2016 Canada Pension Plan (CPP) Update
As of January 1, 2016 the maximum Canada Pension Plan retirement benefit for new recipients age 65 will be $1,092.50 per month, an increase of $330 for the year compared to the maximum in 2015. Additionally, basic Old Age Security pension also increased from $569.95 to $570.52 per month.
Canada Pension Plan (CPP) monthly payments are adjusted every January if there are increases in the cost of living as measured by the Consumer Price Index (CPI). While the maximum CPP retirement benefit has shown consistent and steady growth, most Canadians should not bank on receiving the maximum amount upon retirement. At the most basic level, the amount you get from CPP is determined by how much you put into it. The best way to discover how much you qualify for is to get your CPP statement of contribution from Service Canada.
The amount you will receive is dependent on two criteria:
The first criteria is the amount of years spent contributing to the CPP (39 years at the Maximum Pensionable Earnings is the magic number). The second criteria is the amount you are contributing during those years.

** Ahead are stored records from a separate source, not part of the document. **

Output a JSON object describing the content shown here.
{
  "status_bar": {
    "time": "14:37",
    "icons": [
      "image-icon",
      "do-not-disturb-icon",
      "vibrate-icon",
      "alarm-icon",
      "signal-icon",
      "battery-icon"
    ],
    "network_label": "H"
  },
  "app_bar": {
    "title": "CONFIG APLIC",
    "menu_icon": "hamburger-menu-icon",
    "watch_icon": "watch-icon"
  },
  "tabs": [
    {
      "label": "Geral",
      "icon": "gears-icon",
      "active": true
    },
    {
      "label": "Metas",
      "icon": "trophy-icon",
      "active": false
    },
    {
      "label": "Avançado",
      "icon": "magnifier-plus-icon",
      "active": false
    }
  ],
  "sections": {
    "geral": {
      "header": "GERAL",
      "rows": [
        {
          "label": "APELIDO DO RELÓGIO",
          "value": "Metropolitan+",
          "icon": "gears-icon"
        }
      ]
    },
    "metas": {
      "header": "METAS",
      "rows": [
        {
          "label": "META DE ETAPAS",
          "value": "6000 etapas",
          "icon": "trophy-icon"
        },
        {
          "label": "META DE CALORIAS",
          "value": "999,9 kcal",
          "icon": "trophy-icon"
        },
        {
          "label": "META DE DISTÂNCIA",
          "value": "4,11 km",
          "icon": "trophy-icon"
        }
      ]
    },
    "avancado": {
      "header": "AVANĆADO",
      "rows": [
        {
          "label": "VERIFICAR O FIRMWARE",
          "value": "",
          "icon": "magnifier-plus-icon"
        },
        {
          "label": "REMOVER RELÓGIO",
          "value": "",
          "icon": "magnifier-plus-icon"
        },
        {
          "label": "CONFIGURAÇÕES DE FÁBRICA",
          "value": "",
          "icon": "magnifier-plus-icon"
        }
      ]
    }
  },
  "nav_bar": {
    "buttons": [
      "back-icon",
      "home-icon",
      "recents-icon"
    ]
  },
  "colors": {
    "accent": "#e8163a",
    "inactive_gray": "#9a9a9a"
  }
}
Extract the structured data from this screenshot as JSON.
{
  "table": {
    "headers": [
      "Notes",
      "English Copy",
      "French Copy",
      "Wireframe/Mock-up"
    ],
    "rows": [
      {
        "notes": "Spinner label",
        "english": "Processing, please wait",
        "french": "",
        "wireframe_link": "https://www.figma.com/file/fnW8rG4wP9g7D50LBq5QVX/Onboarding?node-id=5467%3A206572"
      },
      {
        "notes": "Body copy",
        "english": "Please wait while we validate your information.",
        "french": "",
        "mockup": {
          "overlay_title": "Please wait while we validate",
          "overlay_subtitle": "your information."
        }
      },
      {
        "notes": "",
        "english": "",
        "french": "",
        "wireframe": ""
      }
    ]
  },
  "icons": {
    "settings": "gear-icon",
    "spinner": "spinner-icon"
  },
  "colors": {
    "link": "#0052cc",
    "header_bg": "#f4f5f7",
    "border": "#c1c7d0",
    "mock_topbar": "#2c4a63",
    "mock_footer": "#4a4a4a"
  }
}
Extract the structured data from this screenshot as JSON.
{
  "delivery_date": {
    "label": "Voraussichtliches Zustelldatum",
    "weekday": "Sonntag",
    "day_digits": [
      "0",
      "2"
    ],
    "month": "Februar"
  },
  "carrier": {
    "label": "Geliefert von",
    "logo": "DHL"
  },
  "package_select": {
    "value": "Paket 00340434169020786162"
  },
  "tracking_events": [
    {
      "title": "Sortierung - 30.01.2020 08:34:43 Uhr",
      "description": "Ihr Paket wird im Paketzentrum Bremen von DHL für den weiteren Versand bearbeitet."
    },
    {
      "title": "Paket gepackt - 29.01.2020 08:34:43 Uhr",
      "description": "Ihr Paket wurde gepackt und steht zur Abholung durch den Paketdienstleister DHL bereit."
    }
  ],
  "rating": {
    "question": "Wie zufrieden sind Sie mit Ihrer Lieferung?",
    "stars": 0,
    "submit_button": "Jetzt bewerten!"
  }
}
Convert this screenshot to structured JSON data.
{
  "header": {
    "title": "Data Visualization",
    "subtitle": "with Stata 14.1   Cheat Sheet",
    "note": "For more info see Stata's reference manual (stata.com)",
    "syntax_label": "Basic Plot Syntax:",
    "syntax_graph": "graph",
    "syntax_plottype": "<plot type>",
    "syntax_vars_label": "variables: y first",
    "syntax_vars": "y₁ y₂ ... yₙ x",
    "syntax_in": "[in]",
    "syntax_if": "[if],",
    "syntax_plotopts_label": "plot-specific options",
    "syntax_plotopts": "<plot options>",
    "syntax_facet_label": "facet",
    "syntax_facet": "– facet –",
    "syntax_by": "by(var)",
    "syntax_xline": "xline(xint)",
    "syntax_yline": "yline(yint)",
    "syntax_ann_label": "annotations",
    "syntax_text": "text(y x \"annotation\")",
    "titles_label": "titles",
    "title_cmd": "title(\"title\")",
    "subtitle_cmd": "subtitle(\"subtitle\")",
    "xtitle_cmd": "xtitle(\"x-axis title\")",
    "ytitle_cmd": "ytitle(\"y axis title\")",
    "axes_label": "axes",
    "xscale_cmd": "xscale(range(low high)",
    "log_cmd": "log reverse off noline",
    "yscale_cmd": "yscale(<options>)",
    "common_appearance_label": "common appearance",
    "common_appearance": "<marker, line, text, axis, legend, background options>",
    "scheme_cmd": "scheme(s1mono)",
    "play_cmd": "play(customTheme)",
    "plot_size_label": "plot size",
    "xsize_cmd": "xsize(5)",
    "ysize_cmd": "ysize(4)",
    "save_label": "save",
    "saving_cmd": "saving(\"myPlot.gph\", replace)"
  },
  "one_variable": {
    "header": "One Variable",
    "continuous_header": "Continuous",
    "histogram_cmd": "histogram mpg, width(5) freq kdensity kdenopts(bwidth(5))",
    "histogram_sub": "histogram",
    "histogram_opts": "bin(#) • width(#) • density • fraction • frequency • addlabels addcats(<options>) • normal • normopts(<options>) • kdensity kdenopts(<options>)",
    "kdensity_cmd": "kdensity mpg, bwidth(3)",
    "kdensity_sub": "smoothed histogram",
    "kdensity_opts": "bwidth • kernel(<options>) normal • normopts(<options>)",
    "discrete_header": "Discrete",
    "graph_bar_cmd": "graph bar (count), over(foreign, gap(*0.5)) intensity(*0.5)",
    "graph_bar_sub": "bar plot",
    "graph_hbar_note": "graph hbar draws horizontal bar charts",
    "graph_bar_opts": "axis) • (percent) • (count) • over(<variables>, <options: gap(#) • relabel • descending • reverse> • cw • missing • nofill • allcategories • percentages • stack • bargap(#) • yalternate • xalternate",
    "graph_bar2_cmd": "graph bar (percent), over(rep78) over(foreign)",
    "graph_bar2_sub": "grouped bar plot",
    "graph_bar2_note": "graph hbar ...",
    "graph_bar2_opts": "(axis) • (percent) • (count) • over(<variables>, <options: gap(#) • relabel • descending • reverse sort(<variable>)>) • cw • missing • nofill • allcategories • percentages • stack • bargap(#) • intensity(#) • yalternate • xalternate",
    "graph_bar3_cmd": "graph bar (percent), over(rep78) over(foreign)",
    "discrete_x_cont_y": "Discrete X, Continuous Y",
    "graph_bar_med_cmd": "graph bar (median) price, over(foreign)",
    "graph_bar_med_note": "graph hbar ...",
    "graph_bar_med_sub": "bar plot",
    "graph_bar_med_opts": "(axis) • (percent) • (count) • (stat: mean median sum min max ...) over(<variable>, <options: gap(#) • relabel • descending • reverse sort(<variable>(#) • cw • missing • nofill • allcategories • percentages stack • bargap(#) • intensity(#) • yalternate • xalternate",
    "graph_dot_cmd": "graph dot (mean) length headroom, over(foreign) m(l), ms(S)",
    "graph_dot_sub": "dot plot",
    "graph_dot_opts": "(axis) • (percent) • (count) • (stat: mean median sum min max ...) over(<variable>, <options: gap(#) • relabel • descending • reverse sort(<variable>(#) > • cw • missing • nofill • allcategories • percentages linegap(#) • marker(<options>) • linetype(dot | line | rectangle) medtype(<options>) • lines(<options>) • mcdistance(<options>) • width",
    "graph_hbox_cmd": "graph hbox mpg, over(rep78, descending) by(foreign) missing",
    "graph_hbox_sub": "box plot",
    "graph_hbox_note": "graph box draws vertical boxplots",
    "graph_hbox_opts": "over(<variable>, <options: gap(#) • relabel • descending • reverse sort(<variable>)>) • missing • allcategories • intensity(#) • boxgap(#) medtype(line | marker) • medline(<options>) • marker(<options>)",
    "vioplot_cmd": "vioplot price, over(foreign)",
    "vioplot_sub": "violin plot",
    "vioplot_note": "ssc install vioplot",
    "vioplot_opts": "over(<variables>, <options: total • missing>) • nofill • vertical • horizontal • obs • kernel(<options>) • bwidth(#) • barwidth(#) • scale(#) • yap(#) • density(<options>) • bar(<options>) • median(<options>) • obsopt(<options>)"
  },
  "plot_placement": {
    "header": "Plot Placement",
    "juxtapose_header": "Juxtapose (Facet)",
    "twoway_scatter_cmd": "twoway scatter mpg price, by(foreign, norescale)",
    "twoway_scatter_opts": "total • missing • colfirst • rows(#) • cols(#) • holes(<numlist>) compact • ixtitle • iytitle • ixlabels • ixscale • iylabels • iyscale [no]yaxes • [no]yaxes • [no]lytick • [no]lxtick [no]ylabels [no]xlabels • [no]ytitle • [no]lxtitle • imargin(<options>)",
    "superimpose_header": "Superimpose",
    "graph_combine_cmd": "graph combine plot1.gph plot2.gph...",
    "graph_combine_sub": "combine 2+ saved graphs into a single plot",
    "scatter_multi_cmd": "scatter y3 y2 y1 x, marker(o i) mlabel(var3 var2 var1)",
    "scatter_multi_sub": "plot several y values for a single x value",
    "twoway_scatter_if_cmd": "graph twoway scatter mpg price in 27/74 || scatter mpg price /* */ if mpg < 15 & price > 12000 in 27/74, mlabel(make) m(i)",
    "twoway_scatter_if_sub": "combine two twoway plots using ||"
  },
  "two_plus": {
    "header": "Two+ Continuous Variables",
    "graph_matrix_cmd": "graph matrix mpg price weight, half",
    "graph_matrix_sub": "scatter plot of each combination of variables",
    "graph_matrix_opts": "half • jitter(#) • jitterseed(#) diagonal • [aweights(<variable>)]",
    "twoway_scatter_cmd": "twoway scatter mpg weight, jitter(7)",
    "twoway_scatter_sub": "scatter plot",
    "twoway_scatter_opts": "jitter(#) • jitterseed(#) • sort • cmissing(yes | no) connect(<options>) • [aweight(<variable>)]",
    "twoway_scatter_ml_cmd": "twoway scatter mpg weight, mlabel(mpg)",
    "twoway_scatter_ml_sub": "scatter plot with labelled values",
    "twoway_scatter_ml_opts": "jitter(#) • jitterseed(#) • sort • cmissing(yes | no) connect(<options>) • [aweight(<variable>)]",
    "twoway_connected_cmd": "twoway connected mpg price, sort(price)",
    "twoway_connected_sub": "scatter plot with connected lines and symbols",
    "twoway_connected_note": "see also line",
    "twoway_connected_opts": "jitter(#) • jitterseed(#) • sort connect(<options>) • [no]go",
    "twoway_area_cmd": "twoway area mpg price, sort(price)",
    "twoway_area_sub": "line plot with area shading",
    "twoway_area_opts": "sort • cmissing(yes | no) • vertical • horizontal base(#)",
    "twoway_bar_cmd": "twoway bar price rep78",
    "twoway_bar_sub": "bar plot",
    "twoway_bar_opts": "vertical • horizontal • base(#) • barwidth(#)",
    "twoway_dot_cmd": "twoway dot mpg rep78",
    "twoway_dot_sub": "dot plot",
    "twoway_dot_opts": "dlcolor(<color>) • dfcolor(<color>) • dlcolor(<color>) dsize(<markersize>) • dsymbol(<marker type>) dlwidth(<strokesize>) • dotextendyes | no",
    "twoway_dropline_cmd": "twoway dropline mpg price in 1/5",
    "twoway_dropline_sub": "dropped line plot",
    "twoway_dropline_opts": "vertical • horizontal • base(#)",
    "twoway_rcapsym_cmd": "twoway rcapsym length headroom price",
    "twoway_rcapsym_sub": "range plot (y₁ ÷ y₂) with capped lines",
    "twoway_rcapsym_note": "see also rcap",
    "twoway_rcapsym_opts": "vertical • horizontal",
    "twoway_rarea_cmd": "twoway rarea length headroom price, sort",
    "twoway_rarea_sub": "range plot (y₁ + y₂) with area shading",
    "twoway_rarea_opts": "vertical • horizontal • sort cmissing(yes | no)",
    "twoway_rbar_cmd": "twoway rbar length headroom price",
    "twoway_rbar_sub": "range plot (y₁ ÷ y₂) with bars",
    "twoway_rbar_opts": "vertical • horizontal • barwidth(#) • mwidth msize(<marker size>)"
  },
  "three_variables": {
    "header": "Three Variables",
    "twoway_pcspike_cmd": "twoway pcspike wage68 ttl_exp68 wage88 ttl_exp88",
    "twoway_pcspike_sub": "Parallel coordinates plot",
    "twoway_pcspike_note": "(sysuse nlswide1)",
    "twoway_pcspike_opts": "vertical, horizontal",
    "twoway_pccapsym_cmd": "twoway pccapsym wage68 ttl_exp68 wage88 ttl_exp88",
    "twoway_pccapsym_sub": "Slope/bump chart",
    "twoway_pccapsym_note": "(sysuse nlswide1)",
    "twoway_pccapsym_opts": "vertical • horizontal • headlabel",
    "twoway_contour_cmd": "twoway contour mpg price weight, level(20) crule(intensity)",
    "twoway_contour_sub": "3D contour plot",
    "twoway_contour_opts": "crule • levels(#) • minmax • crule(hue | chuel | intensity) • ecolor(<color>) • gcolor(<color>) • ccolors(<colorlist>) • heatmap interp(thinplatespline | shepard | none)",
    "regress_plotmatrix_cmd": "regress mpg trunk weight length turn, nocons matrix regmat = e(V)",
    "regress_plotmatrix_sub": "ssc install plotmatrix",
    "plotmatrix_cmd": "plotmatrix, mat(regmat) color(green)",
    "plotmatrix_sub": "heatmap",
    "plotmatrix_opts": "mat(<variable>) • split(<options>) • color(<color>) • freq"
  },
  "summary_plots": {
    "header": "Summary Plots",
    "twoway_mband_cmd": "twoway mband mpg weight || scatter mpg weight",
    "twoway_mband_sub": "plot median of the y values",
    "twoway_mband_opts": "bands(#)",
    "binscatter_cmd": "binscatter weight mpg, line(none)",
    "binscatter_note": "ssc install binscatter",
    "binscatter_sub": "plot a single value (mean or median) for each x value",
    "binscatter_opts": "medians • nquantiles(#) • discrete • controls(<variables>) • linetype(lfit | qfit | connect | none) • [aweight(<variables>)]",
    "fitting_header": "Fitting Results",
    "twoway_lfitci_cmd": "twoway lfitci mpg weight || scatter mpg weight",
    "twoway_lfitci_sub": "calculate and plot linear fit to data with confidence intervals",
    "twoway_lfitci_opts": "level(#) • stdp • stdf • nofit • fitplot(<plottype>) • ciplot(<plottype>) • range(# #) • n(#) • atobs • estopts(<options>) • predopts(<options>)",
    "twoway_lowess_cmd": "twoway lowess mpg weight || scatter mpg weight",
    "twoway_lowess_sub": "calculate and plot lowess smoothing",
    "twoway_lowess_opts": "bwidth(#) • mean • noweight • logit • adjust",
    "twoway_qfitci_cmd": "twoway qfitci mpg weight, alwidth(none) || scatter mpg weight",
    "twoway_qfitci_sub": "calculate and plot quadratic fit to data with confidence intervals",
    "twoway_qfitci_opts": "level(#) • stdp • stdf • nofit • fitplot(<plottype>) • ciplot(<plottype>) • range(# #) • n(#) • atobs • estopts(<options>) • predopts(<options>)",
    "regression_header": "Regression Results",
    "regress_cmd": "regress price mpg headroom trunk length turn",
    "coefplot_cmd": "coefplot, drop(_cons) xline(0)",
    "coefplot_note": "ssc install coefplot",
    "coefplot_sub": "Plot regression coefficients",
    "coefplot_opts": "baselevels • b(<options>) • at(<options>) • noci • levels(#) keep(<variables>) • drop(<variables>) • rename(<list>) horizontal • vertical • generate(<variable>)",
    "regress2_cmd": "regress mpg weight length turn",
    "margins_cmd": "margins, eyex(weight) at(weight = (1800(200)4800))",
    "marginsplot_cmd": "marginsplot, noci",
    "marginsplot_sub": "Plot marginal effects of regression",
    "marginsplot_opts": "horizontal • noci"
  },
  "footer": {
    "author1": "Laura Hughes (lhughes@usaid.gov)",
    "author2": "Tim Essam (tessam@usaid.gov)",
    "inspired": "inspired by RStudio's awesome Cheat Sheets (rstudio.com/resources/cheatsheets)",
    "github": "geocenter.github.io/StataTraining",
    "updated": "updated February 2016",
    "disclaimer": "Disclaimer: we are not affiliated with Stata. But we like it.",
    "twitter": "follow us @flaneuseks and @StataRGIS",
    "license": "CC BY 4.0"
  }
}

Every year a Maximum Pensionable Earning total is set, and if you reach or exceed this maximum you ensure that you will receive the maximum benefit in the least amount of years possible.
In 2016 the following changes have been made to the CPP:
- The Yearly Maximum Pensionable Earnings (YMPE) for 2016 have been increased to $54,900 from $53,600*
- Maximum employee and employer contribution for 2016 will be $2,544.30 each (from $2,479.95) and the self-employed contribution is $5,088.60 ($4,959.90 in 2015).
*It is important to note that any income generated above the Maximum Pensionable Earnings is not taxed towards the CPP.
The following items remain the same:
- The CPP basic exemption amount remains at $3,500
- Employee/employer contribution rates remain unchanged at 4.95%, and the self employed contributions are still at 9.9%
The table below lists the maximum monthly payment amounts for CPP benefits, except for the death benefit, which is a one-time payment.
EI maximum increases effective January 1, 2016
The federal government recently announced an increase in the employment insurance (EI) maximum insurable earnings amount and a corresponding increase in the EI weekly maximum benefit. Effective January 1, 2016, maximum insurable earnings will increase to $50,800 per year. Accordingly, the new maximum EI benefit amount will be $537 per week.
In 2016, both the employee and employer EI premium rate will remain at $1.88 and $2.632 per $100 of salary, respectively. At the higher $50,800 insurable earnings level threshold, the maximum contribution for 2016 will be $955.04 for employees and $1,337.06 for employers.
Short-term disability plans that have a maximum set at the EI maximum, rather than at a specific amount, will automatically increase effective Jan 1.
If your plan has a specific dollar maximum that is less than $537 per week, and you participate in the EI premium reduction program, you will need to amend your plan to at least $537 per week in order to remain eligible for the program.
If your Short-term disability plan has a specific dollar maximum and you participate in the EI premium reduction program, you may wish to consider amending your plan to a maximum that is automatically adjusted to the EI maximum. This will avoid the need for future amendments whenever the EI maximum changes.